This year’s Manitoba Book Award nominees were recently announced. I was pleased to see Brenda Wastasecoot‘s Granny’s Giant Bannock (illustrated by Kimberley McKay-Fleming; Pemmican, 2008) nominated for the McNally Robinson Young People’s Book award. My kids and I attended the launch of this book at Aqua Books in Winnipeg in December. We all took delight in this wonderful story narrated by Wastasecoot herself.
Granny comes to visit her grandson Larf who is studying at university in Brandon, Manitoba. It is Granny’s first trip to the big city and Larf shows her around. Granny does not know English; she speaks Cree and must rely on Larf who understands only some of Granny’s words. Until now, this has not been a problem but when Granny decides to make bannock, Larf has trouble finding the ingredients to make the delicious treat. Instead of buying baking powder as Granny tells him in Cree, Larf buys yeast. The result? A giant bannock that grows so big it rolls out of the house and into the city of Brandon.
My children loved this story with its hilarious build-up and ending. Bannock is a much beloved food of the aboriginal people of the prairies. As Wastasecoot notes in her prologue:

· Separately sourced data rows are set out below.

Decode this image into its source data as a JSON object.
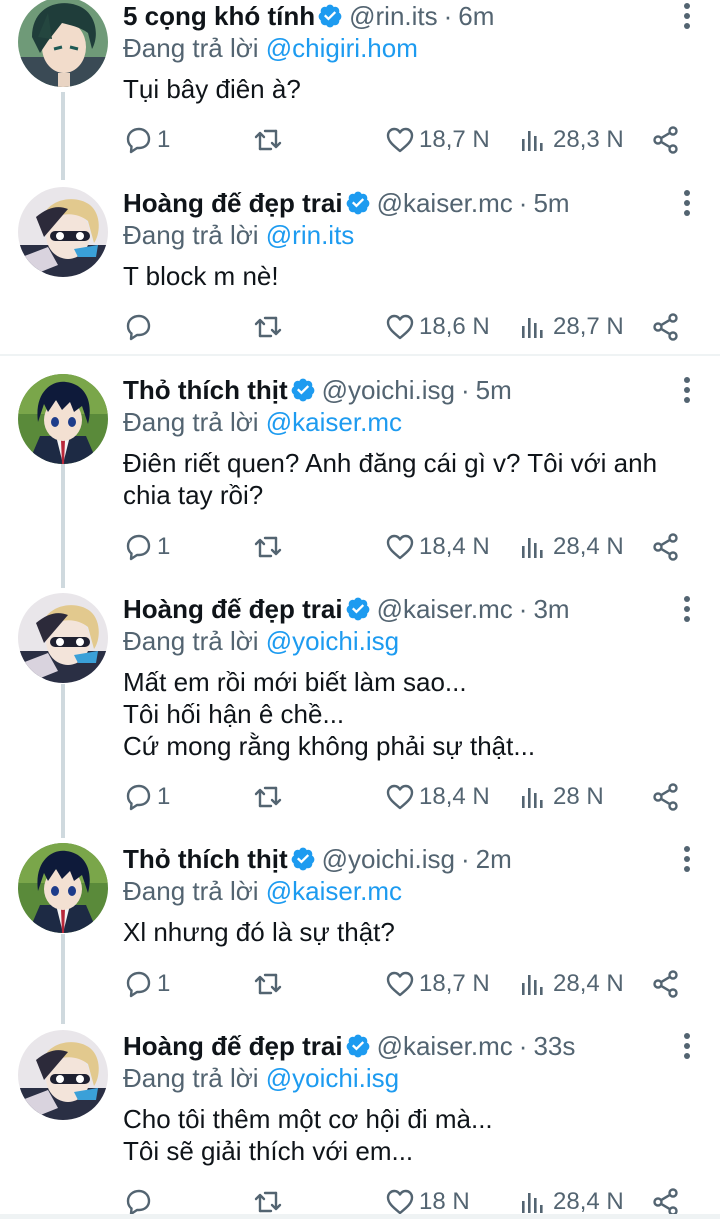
{
  "colors": {
    "accent": "#1d9bf0",
    "text": "#0f1419",
    "muted": "#536471"
  },
  "icons": {
    "verified": "verified-badge-icon",
    "more": "more-icon",
    "reply": "reply-icon",
    "retweet": "retweet-icon",
    "like": "heart-icon",
    "views": "views-icon",
    "share": "share-icon"
  },
  "tweets": [
    {
      "name": "5 cọng khó tính",
      "handle": "@rin.its",
      "dot": "·",
      "time": "6m",
      "reply_prefix": "Đang trả lời ",
      "reply_to": "@chigiri.hom",
      "lines": [
        "Tụi bây điên à?"
      ],
      "replies": "1",
      "retweets": "",
      "likes": "18,7 N",
      "views": "28,3 N"
    },
    {
      "name": "Hoàng đế đẹp trai",
      "handle": "@kaiser.mc",
      "dot": "·",
      "time": "5m",
      "reply_prefix": "Đang trả lời ",
      "reply_to": "@rin.its",
      "lines": [
        "T block m nè!"
      ],
      "replies": "",
      "retweets": "",
      "likes": "18,6 N",
      "views": "28,7 N"
    },
    {
      "name": "Thỏ thích thịt",
      "handle": "@yoichi.isg",
      "dot": "·",
      "time": "5m",
      "reply_prefix": "Đang trả lời ",
      "reply_to": "@kaiser.mc",
      "lines": [
        "Điên riết quen? Anh đăng cái gì v? Tôi với anh",
        "chia tay rồi?"
      ],
      "replies": "1",
      "retweets": "",
      "likes": "18,4 N",
      "views": "28,4 N"
    },
    {
      "name": "Hoàng đế đẹp trai",
      "handle": "@kaiser.mc",
      "dot": "·",
      "time": "3m",
      "reply_prefix": "Đang trả lời ",
      "reply_to": "@yoichi.isg",
      "lines": [
        "Mất em rồi mới biết làm sao...",
        "Tôi hối hận ê chề...",
        "Cứ mong rằng không phải sự thật..."
      ],
      "replies": "1",
      "retweets": "",
      "likes": "18,4 N",
      "views": "28 N"
    },
    {
      "name": "Thỏ thích thịt",
      "handle": "@yoichi.isg",
      "dot": "·",
      "time": "2m",
      "reply_prefix": "Đang trả lời ",
      "reply_to": "@kaiser.mc",
      "lines": [
        "Xl nhưng đó là sự thật?"
      ],
      "replies": "1",
      "retweets": "",
      "likes": "18,7 N",
      "views": "28,4 N"
    },
    {
      "name": "Hoàng đế đẹp trai",
      "handle": "@kaiser.mc",
      "dot": "·",
      "time": "33s",
      "reply_prefix": "Đang trả lời ",
      "reply_to": "@yoichi.isg",
      "lines": [
        "Cho tôi thêm một cơ hội đi mà...",
        "Tôi sẽ giải thích với em..."
      ],
      "replies": "",
      "retweets": "",
      "likes": "18 N",
      "views": "28,4 N"
    }
  ]
}
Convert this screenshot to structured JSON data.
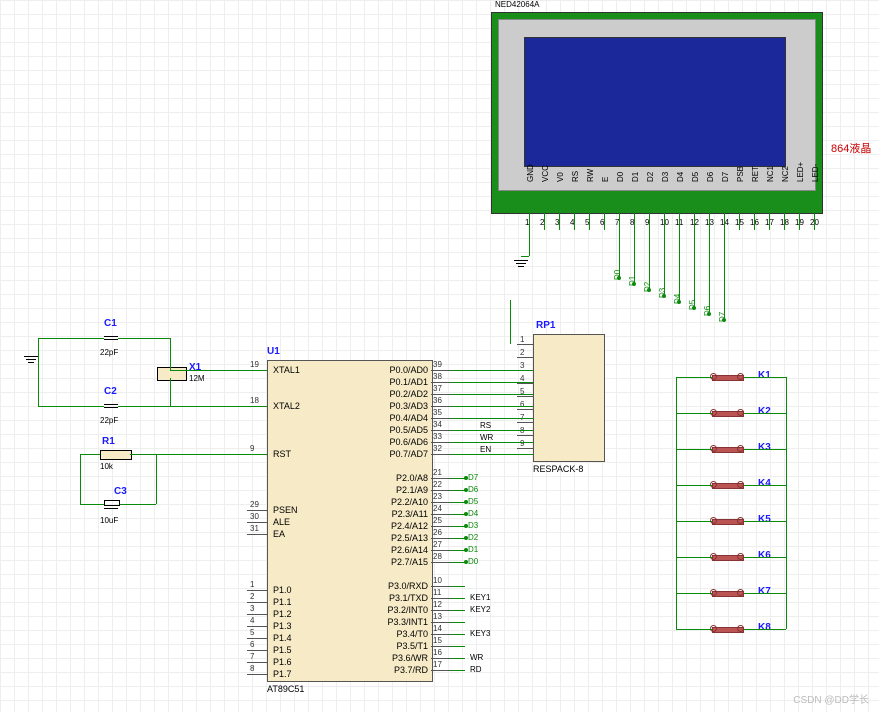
{
  "chart_data": {
    "type": "schematic",
    "components": [
      {
        "ref": "U1",
        "part": "AT89C51",
        "pins_left": [
          "XTAL1",
          "XTAL2",
          "RST",
          "PSEN",
          "ALE",
          "EA",
          "P1.0",
          "P1.1",
          "P1.2",
          "P1.3",
          "P1.4",
          "P1.5",
          "P1.6",
          "P1.7"
        ],
        "pins_right": [
          "P0.0/AD0",
          "P0.1/AD1",
          "P0.2/AD2",
          "P0.3/AD3",
          "P0.4/AD4",
          "P0.5/AD5",
          "P0.6/AD6",
          "P0.7/AD7",
          "P2.0/A8",
          "P2.1/A9",
          "P2.2/A10",
          "P2.3/A11",
          "P2.4/A12",
          "P2.5/A13",
          "P2.6/A14",
          "P2.7/A15",
          "P3.0/RXD",
          "P3.1/TXD",
          "P3.2/INT0",
          "P3.3/INT1",
          "P3.4/T0",
          "P3.5/T1",
          "P3.6/WR",
          "P3.7/RD"
        ]
      },
      {
        "ref": "C1",
        "part": "22pF"
      },
      {
        "ref": "C2",
        "part": "22pF"
      },
      {
        "ref": "C3",
        "part": "10uF"
      },
      {
        "ref": "R1",
        "part": "10k"
      },
      {
        "ref": "X1",
        "part": "12M"
      },
      {
        "ref": "RP1",
        "part": "RESPACK-8"
      },
      {
        "ref": "LCD",
        "part": "NED42064A"
      },
      {
        "ref": "K1"
      },
      {
        "ref": "K2"
      },
      {
        "ref": "K3"
      },
      {
        "ref": "K4"
      },
      {
        "ref": "K5"
      },
      {
        "ref": "K6"
      },
      {
        "ref": "K7"
      },
      {
        "ref": "K8"
      }
    ],
    "nets": [
      "RS",
      "WR",
      "EN",
      "RD",
      "KEY1",
      "KEY2",
      "KEY3",
      "D0",
      "D1",
      "D2",
      "D3",
      "D4",
      "D5",
      "D6",
      "D7"
    ],
    "lcd_pins": [
      "GND",
      "VCC",
      "V0",
      "RS",
      "RW",
      "E",
      "D0",
      "D1",
      "D2",
      "D3",
      "D4",
      "D5",
      "D6",
      "D7",
      "PSB",
      "RET",
      "NC1",
      "NC2",
      "LED+",
      "LED-"
    ]
  },
  "u1": {
    "ref": "U1",
    "part": "AT89C51",
    "left_nums": [
      "19",
      "18",
      "9",
      "29",
      "30",
      "31",
      "1",
      "2",
      "3",
      "4",
      "5",
      "6",
      "7",
      "8"
    ],
    "left_lbls": [
      "XTAL1",
      "XTAL2",
      "RST",
      "PSEN",
      "ALE",
      "EA",
      "P1.0",
      "P1.1",
      "P1.2",
      "P1.3",
      "P1.4",
      "P1.5",
      "P1.6",
      "P1.7"
    ],
    "right_lbls": [
      "P0.0/AD0",
      "P0.1/AD1",
      "P0.2/AD2",
      "P0.3/AD3",
      "P0.4/AD4",
      "P0.5/AD5",
      "P0.6/AD6",
      "P0.7/AD7",
      "P2.0/A8",
      "P2.1/A9",
      "P2.2/A10",
      "P2.3/A11",
      "P2.4/A12",
      "P2.5/A13",
      "P2.6/A14",
      "P2.7/A15",
      "P3.0/RXD",
      "P3.1/TXD",
      "P3.2/INT0",
      "P3.3/INT1",
      "P3.4/T0",
      "P3.5/T1",
      "P3.6/WR",
      "P3.7/RD"
    ],
    "right_nums": [
      "39",
      "38",
      "37",
      "36",
      "35",
      "34",
      "33",
      "32",
      "21",
      "22",
      "23",
      "24",
      "25",
      "26",
      "27",
      "28",
      "10",
      "11",
      "12",
      "13",
      "14",
      "15",
      "16",
      "17"
    ]
  },
  "rp1": {
    "ref": "RP1",
    "part": "RESPACK-8",
    "left_nums": [
      "1",
      "2",
      "3",
      "4",
      "5",
      "6",
      "7",
      "8",
      "9"
    ]
  },
  "lcd": {
    "part": "NED42064A",
    "pins": [
      "GND",
      "VCC",
      "V0",
      "RS",
      "RW",
      "E",
      "D0",
      "D1",
      "D2",
      "D3",
      "D4",
      "D5",
      "D6",
      "D7",
      "PSB",
      "RET",
      "NC1",
      "NC2",
      "LED+",
      "LED-"
    ],
    "pin_nums": [
      "1",
      "2",
      "3",
      "4",
      "5",
      "6",
      "7",
      "8",
      "9",
      "10",
      "11",
      "12",
      "13",
      "14",
      "15",
      "16",
      "17",
      "18",
      "19",
      "20"
    ]
  },
  "lcd_label": "864液晶",
  "c1": {
    "ref": "C1",
    "val": "22pF"
  },
  "c2": {
    "ref": "C2",
    "val": "22pF"
  },
  "c3": {
    "ref": "C3",
    "val": "10uF"
  },
  "r1": {
    "ref": "R1",
    "val": "10k"
  },
  "x1": {
    "ref": "X1",
    "val": "12M"
  },
  "buttons": [
    "K1",
    "K2",
    "K3",
    "K4",
    "K5",
    "K6",
    "K7",
    "K8"
  ],
  "nets": {
    "rs": "RS",
    "wr": "WR",
    "en": "EN",
    "rd": "RD",
    "key1": "KEY1",
    "key2": "KEY2",
    "key3": "KEY3",
    "d0": "D0",
    "d1": "D1",
    "d2": "D2",
    "d3": "D3",
    "d4": "D4",
    "d5": "D5",
    "d6": "D6",
    "d7": "D7"
  },
  "lcd_nets": [
    "D0",
    "D1",
    "D2",
    "D3",
    "D4",
    "D5",
    "D6",
    "D7"
  ],
  "watermark": "CSDN @DD学长"
}
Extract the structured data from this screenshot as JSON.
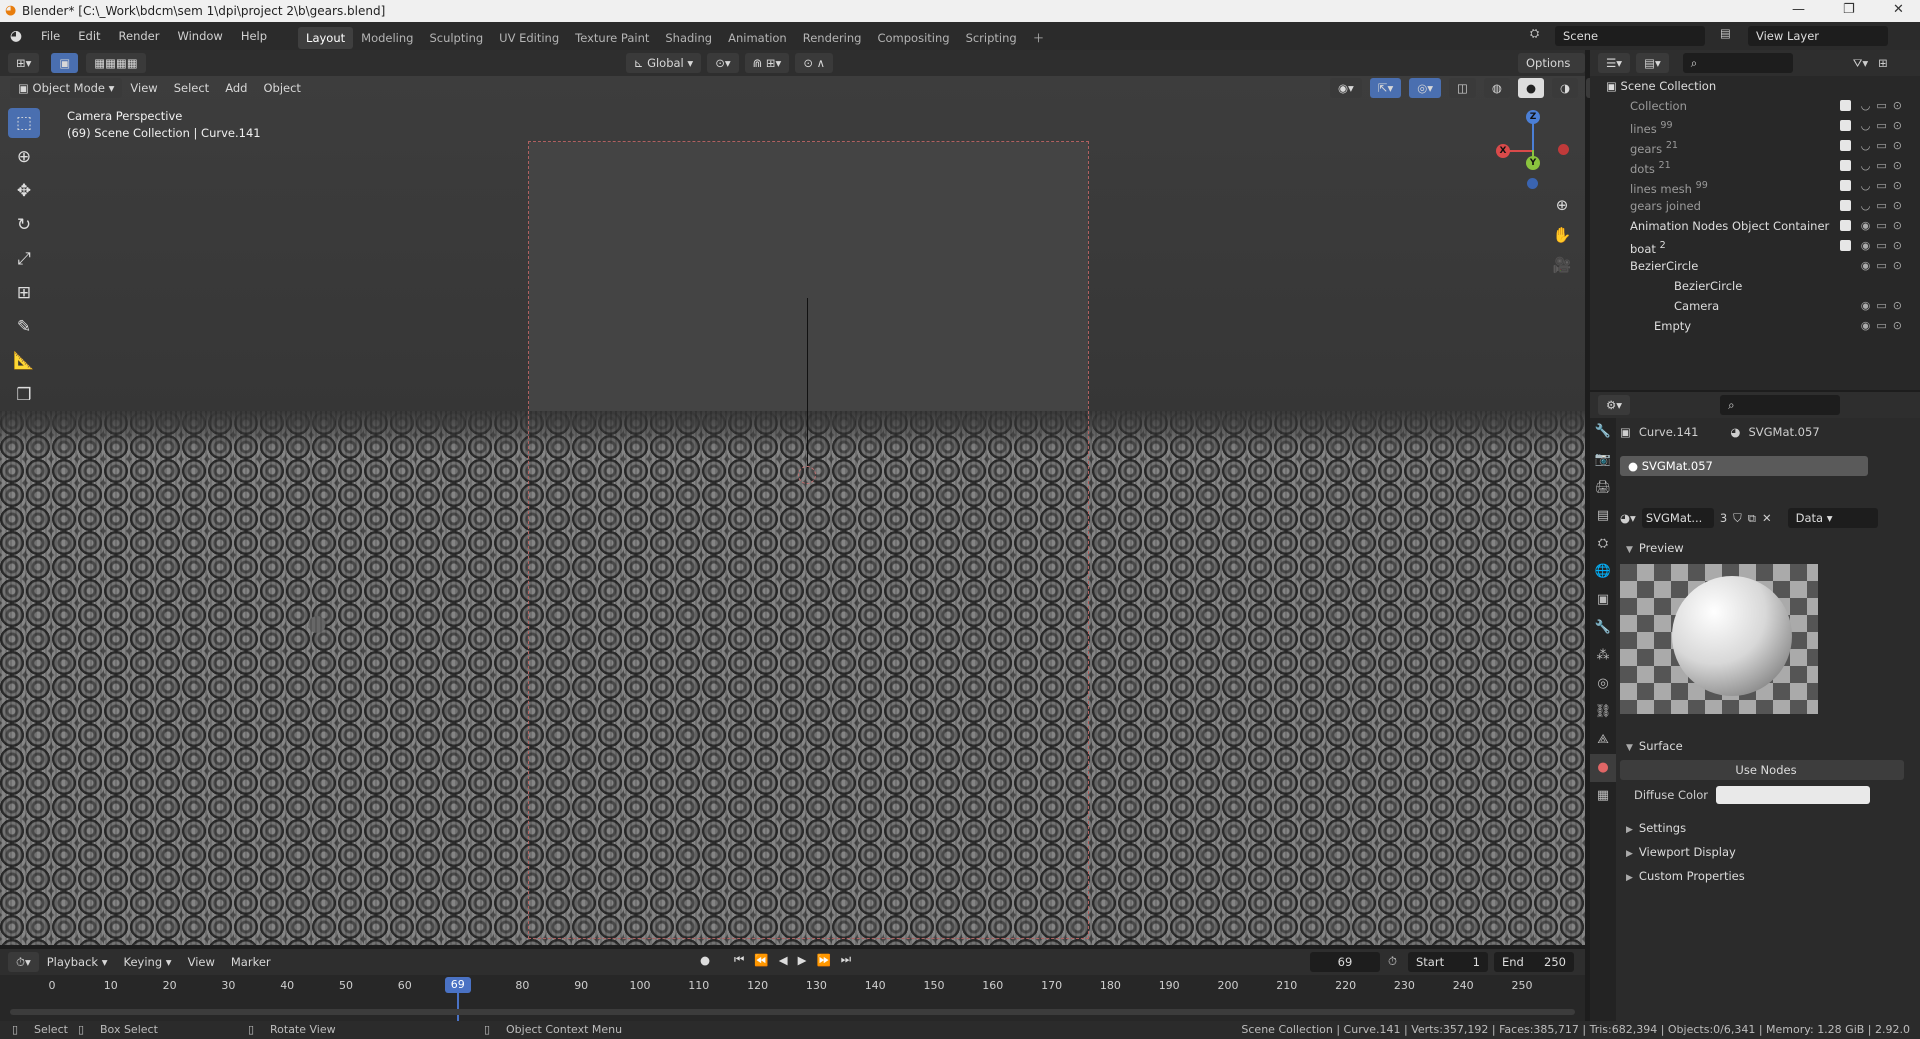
{
  "window": {
    "title": "Blender* [C:\\_Work\\bdcm\\sem 1\\dpi\\project 2\\b\\gears.blend]"
  },
  "menubar": {
    "items": [
      "File",
      "Edit",
      "Render",
      "Window",
      "Help"
    ]
  },
  "workspaces": [
    "Layout",
    "Modeling",
    "Sculpting",
    "UV Editing",
    "Texture Paint",
    "Shading",
    "Animation",
    "Rendering",
    "Compositing",
    "Scripting"
  ],
  "active_workspace": "Layout",
  "scene": {
    "label": "Scene",
    "view_layer": "View Layer"
  },
  "viewport_header": {
    "transform_orientation": "Global",
    "options": "Options"
  },
  "viewport_menu": {
    "mode": "Object Mode",
    "items": [
      "View",
      "Select",
      "Add",
      "Object"
    ]
  },
  "viewport_info": {
    "line1": "Camera Perspective",
    "line2": "(69) Scene Collection | Curve.141"
  },
  "gizmo": {
    "x": "X",
    "y": "Y",
    "z": "Z"
  },
  "outliner": {
    "root": "Scene Collection",
    "items": [
      {
        "name": "Collection",
        "badge": ""
      },
      {
        "name": "lines",
        "badge": "99"
      },
      {
        "name": "gears",
        "badge": "21"
      },
      {
        "name": "dots",
        "badge": "21"
      },
      {
        "name": "lines mesh",
        "badge": "99"
      },
      {
        "name": "gears joined",
        "badge": ""
      },
      {
        "name": "Animation Nodes Object Container",
        "badge": ""
      },
      {
        "name": "boat",
        "badge": "2"
      },
      {
        "name": "BezierCircle",
        "badge": ""
      },
      {
        "name": "BezierCircle",
        "badge": ""
      },
      {
        "name": "Camera",
        "badge": ""
      },
      {
        "name": "Empty",
        "badge": ""
      }
    ]
  },
  "properties": {
    "object": "Curve.141",
    "material": "SVGMat.057",
    "slot": "SVGMat.057",
    "mat_field": "SVGMat...",
    "users": "3",
    "link": "Data",
    "panels": {
      "preview": "Preview",
      "surface": "Surface",
      "settings": "Settings",
      "viewport_display": "Viewport Display",
      "custom_properties": "Custom Properties"
    },
    "use_nodes": "Use Nodes",
    "diffuse_label": "Diffuse Color"
  },
  "timeline": {
    "menus": [
      "Playback",
      "Keying",
      "View",
      "Marker"
    ],
    "current_frame": "69",
    "start_label": "Start",
    "start": "1",
    "end_label": "End",
    "end": "250",
    "ticks": [
      "0",
      "10",
      "20",
      "30",
      "40",
      "50",
      "60",
      "80",
      "90",
      "100",
      "110",
      "120",
      "130",
      "140",
      "150",
      "160",
      "170",
      "180",
      "190",
      "200",
      "210",
      "220",
      "230",
      "240",
      "250"
    ]
  },
  "statusbar": {
    "select": "Select",
    "box_select": "Box Select",
    "rotate": "Rotate View",
    "context": "Object Context Menu",
    "stats": "Scene Collection | Curve.141 | Verts:357,192 | Faces:385,717 | Tris:682,394 | Objects:0/6,341 | Memory: 1.28 GiB | 2.92.0"
  }
}
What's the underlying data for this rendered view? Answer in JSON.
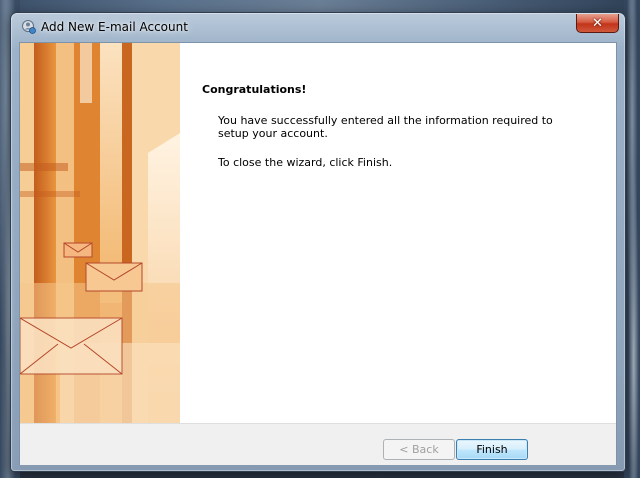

Bannock was an important supplement to our soups and stews of caribou, moose and fish. It was also a favorite snack and could easily be whipped up for visitors and their children.
More importantly though was the message of the story which was summed up in the form of a question posed to the reader. “What do you think Larf should do next time? What could Granny do to help him?” The answer? As Wastasecoot said at the launch, “Teach him Cree!” Granny’s giant bannock, the result of a misunderstanding, turns out to be a lesson in the importance of maintaining one’s language and customs.